Give back every entry below, unchanged.

□ □ □ □

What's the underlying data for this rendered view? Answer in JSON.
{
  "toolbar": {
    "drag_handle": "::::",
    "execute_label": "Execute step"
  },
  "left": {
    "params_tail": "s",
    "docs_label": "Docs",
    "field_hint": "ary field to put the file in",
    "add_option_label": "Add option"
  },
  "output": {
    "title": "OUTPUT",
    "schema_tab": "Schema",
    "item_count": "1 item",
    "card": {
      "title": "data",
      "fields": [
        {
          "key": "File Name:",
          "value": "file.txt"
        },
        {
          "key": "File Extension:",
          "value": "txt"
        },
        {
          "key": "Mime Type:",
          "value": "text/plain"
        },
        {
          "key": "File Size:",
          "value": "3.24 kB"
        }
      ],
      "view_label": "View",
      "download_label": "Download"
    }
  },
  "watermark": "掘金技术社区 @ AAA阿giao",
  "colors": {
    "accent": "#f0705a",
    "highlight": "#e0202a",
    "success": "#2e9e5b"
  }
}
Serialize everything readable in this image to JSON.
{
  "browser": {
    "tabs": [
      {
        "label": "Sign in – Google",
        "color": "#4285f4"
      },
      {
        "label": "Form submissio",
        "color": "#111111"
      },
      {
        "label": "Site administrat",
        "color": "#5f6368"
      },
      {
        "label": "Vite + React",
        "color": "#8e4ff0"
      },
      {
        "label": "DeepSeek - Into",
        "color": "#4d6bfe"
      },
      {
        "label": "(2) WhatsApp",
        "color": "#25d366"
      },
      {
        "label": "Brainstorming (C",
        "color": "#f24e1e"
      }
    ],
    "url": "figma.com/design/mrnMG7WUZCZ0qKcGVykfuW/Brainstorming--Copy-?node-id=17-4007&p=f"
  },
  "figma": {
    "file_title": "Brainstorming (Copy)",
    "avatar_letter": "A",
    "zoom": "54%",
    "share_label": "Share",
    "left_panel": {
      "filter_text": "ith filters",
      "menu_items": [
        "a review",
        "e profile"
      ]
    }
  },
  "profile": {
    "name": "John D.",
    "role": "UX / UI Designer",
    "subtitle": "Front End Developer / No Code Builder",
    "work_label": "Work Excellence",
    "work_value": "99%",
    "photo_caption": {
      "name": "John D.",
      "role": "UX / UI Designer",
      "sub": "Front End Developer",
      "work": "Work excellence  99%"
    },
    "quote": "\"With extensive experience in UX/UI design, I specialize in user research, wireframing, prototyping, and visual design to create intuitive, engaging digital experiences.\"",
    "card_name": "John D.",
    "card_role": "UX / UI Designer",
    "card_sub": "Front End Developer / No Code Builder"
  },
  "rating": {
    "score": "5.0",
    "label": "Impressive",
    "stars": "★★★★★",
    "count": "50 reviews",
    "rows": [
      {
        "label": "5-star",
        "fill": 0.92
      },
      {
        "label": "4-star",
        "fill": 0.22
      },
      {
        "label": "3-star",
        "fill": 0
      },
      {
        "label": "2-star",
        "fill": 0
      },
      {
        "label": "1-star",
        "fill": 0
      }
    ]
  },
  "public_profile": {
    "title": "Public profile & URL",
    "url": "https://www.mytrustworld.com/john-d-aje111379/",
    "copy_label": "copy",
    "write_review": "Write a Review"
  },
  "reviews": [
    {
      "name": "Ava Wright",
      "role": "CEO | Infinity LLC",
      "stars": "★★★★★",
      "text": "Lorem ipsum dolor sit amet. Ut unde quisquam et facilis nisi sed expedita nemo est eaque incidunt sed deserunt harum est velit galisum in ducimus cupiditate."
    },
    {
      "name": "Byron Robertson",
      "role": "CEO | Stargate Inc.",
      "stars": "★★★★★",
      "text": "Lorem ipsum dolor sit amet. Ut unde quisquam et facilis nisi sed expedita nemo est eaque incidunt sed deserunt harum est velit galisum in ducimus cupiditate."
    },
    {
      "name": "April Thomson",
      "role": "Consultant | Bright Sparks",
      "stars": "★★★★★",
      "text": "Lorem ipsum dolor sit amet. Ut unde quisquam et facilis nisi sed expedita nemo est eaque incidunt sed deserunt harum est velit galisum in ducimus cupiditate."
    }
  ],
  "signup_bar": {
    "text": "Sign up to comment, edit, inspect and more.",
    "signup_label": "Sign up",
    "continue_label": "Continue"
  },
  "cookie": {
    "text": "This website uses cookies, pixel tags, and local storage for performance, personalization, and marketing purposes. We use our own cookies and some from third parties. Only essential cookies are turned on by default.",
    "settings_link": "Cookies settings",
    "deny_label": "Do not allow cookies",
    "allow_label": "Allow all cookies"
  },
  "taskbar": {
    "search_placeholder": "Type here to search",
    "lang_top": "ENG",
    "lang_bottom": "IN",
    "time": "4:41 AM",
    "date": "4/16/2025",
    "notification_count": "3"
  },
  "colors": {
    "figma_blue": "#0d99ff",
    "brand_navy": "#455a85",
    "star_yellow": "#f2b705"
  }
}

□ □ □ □

→ **EXERCISE SOLUTION**:
What's the underlying data for this rendered view? Answer in JSON.
{
  "toolbar": {
    "drag_handle": "::::",
    "execute_label": "Execute step"
  },
  "left": {
    "params_tail": "s",
    "docs_label": "Docs",
    "field_hint": "ary field to put the file in",
    "add_option_label": "Add option"
  },
  "output": {
    "title": "OUTPUT",
    "schema_tab": "Schema",
    "item_count": "1 item",
    "card": {
      "title": "data",
      "fields": [
        {
          "key": "File Name:",
          "value": "file.txt"
        },
        {
          "key": "File Extension:",
          "value": "txt"
        },
        {
          "key": "Mime Type:",
          "value": "text/plain"
        },
        {
          "key": "File Size:",
          "value": "3.24 kB"
        }
      ],
      "view_label": "View",
      "download_label": "Download"
    }
  },
  "watermark": "掘金技术社区 @ AAA阿giao",
  "colors": {
    "accent": "#f0705a",
    "highlight": "#e0202a",
    "success": "#2e9e5b"
  }
}
Serialize everything readable in this image to JSON.
{
  "browser": {
    "tabs": [
      {
        "label": "Sign in – Google",
        "color": "#4285f4"
      },
      {
        "label": "Form submissio",
        "color": "#111111"
      },
      {
        "label": "Site administrat",
        "color": "#5f6368"
      },
      {
        "label": "Vite + React",
        "color": "#8e4ff0"
      },
      {
        "label": "DeepSeek - Into",
        "color": "#4d6bfe"
      },
      {
        "label": "(2) WhatsApp",
        "color": "#25d366"
      },
      {
        "label": "Brainstorming (C",
        "color": "#f24e1e"
      }
    ],
    "url": "figma.com/design/mrnMG7WUZCZ0qKcGVykfuW/Brainstorming--Copy-?node-id=17-4007&p=f"
  },
  "figma": {
    "file_title": "Brainstorming (Copy)",
    "avatar_letter": "A",
    "zoom": "54%",
    "share_label": "Share",
    "left_panel": {
      "filter_text": "ith filters",
      "menu_items": [
        "a review",
        "e profile"
      ]
    }
  },
  "profile": {
    "name": "John D.",
    "role": "UX / UI Designer",
    "subtitle": "Front End Developer / No Code Builder",
    "work_label": "Work Excellence",
    "work_value": "99%",
    "photo_caption": {
      "name": "John D.",
      "role": "UX / UI Designer",
      "sub": "Front End Developer",
      "work": "Work excellence  99%"
    },
    "quote": "\"With extensive experience in UX/UI design, I specialize in user research, wireframing, prototyping, and visual design to create intuitive, engaging digital experiences.\"",
    "card_name": "John D.",
    "card_role": "UX / UI Designer",
    "card_sub": "Front End Developer / No Code Builder"
  },
  "rating": {
    "score": "5.0",
    "label": "Impressive",
    "stars": "★★★★★",
    "count": "50 reviews",
    "rows": [
      {
        "label": "5-star",
        "fill": 0.92
      },
      {
        "label": "4-star",
        "fill": 0.22
      },
      {
        "label": "3-star",
        "fill": 0
      },
      {
        "label": "2-star",
        "fill": 0
      },
      {
        "label": "1-star",
        "fill": 0
      }
    ]
  },
  "public_profile": {
    "title": "Public profile & URL",
    "url": "https://www.mytrustworld.com/john-d-aje111379/",
    "copy_label": "copy",
    "write_review": "Write a Review"
  },
  "reviews": [
    {
      "name": "Ava Wright",
      "role": "CEO | Infinity LLC",
      "stars": "★★★★★",
      "text": "Lorem ipsum dolor sit amet. Ut unde quisquam et facilis nisi sed expedita nemo est eaque incidunt sed deserunt harum est velit galisum in ducimus cupiditate."
    },
    {
      "name": "Byron Robertson",
      "role": "CEO | Stargate Inc.",
      "stars": "★★★★★",
      "text": "Lorem ipsum dolor sit amet. Ut unde quisquam et facilis nisi sed expedita nemo est eaque incidunt sed deserunt harum est velit galisum in ducimus cupiditate."
    },
    {
      "name": "April Thomson",
      "role": "Consultant | Bright Sparks",
      "stars": "★★★★★",
      "text": "Lorem ipsum dolor sit amet. Ut unde quisquam et facilis nisi sed expedita nemo est eaque incidunt sed deserunt harum est velit galisum in ducimus cupiditate."
    }
  ],
  "signup_bar": {
    "text": "Sign up to comment, edit, inspect and more.",
    "signup_label": "Sign up",
    "continue_label": "Continue"
  },
  "cookie": {
    "text": "This website uses cookies, pixel tags, and local storage for performance, personalization, and marketing purposes. We use our own cookies and some from third parties. Only essential cookies are turned on by default.",
    "settings_link": "Cookies settings",
    "deny_label": "Do not allow cookies",
    "allow_label": "Allow all cookies"
  },
  "taskbar": {
    "search_placeholder": "Type here to search",
    "lang_top": "ENG",
    "lang_bottom": "IN",
    "time": "4:41 AM",
    "date": "4/16/2025",
    "notification_count": "3"
  },
  "colors": {
    "figma_blue": "#0d99ff",
    "brand_navy": "#455a85",
    "star_yellow": "#f2b705"
  }
}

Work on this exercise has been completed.